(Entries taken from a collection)
- Opening Delimiter -

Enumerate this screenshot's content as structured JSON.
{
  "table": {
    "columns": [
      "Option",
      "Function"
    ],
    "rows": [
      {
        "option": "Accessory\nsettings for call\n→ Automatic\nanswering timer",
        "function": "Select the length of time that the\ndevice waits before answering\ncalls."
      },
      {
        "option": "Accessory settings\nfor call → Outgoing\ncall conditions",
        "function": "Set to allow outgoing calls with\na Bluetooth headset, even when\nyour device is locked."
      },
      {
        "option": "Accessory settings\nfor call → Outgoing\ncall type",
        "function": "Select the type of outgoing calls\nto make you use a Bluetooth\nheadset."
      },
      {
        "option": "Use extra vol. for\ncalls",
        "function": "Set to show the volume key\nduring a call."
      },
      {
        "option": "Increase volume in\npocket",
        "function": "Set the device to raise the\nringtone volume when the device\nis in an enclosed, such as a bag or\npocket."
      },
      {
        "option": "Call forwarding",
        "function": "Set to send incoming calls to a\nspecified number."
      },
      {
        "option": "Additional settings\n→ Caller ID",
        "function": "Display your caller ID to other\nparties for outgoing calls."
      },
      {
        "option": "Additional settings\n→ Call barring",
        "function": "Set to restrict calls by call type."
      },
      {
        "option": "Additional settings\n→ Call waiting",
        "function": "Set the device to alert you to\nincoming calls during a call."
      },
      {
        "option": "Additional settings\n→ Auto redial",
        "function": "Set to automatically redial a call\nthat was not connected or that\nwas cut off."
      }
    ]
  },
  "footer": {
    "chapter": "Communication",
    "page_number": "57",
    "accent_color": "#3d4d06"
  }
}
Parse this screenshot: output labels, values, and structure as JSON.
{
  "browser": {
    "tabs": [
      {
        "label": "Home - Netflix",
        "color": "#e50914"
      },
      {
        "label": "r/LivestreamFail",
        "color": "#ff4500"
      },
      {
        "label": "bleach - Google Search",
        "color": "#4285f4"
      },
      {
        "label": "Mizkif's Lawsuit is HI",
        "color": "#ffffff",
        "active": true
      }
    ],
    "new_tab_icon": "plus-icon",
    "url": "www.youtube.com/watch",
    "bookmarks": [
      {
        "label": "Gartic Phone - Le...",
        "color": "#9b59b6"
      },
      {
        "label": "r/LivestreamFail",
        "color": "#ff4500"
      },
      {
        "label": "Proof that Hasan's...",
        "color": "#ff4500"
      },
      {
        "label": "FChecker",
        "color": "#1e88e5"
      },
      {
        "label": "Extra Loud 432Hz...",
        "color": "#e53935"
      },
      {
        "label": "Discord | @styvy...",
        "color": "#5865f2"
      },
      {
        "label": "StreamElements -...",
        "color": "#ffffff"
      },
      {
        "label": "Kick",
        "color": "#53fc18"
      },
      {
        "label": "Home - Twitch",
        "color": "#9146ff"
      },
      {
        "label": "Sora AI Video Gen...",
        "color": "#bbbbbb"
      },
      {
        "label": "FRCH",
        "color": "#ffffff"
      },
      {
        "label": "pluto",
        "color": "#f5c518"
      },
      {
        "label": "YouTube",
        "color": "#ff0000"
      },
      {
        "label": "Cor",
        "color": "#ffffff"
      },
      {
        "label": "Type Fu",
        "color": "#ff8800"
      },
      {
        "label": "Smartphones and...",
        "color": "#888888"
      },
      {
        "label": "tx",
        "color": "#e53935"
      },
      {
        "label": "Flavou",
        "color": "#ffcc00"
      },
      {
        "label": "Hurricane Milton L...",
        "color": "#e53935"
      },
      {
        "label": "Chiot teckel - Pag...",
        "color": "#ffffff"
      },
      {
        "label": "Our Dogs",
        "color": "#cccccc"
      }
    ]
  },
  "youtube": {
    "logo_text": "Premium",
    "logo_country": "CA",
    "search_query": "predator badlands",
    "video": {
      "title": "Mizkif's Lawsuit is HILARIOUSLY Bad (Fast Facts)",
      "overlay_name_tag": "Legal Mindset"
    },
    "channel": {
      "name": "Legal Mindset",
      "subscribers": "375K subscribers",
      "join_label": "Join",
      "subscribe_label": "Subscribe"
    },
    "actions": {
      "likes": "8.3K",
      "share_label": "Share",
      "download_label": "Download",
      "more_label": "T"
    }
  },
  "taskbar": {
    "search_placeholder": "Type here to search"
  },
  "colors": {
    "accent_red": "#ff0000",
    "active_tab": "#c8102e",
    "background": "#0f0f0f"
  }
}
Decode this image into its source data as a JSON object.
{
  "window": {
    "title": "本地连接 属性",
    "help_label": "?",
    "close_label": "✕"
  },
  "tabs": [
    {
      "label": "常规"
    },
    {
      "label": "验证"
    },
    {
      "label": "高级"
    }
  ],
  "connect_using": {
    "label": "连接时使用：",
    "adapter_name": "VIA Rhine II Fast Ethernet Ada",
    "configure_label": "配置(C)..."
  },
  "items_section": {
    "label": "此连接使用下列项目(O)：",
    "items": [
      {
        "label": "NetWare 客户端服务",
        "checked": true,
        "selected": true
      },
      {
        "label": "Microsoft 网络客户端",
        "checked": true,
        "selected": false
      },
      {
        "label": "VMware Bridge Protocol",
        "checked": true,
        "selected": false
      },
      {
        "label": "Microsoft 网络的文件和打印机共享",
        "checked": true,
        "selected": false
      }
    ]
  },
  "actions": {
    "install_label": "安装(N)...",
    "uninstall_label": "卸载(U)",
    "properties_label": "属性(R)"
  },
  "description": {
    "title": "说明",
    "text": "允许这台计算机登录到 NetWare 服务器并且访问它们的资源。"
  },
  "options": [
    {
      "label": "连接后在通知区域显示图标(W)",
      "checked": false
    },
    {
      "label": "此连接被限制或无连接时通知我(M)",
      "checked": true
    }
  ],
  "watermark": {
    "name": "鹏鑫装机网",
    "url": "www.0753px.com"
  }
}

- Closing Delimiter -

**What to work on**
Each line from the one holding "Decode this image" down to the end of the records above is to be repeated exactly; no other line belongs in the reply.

**Written response**
Decode this image into its source data as a JSON object.
{
  "window": {
    "title": "本地连接 属性",
    "help_label": "?",
    "close_label": "✕"
  },
  "tabs": [
    {
      "label": "常规"
    },
    {
      "label": "验证"
    },
    {
      "label": "高级"
    }
  ],
  "connect_using": {
    "label": "连接时使用：",
    "adapter_name": "VIA Rhine II Fast Ethernet Ada",
    "configure_label": "配置(C)..."
  },
  "items_section": {
    "label": "此连接使用下列项目(O)：",
    "items": [
      {
        "label": "NetWare 客户端服务",
        "checked": true,
        "selected": true
      },
      {
        "label": "Microsoft 网络客户端",
        "checked": true,
        "selected": false
      },
      {
        "label": "VMware Bridge Protocol",
        "checked": true,
        "selected": false
      },
      {
        "label": "Microsoft 网络的文件和打印机共享",
        "checked": true,
        "selected": false
      }
    ]
  },
  "actions": {
    "install_label": "安装(N)...",
    "uninstall_label": "卸载(U)",
    "properties_label": "属性(R)"
  },
  "description": {
    "title": "说明",
    "text": "允许这台计算机登录到 NetWare 服务器并且访问它们的资源。"
  },
  "options": [
    {
      "label": "连接后在通知区域显示图标(W)",
      "checked": false
    },
    {
      "label": "此连接被限制或无连接时通知我(M)",
      "checked": true
    }
  ],
  "watermark": {
    "name": "鹏鑫装机网",
    "url": "www.0753px.com"
  }
}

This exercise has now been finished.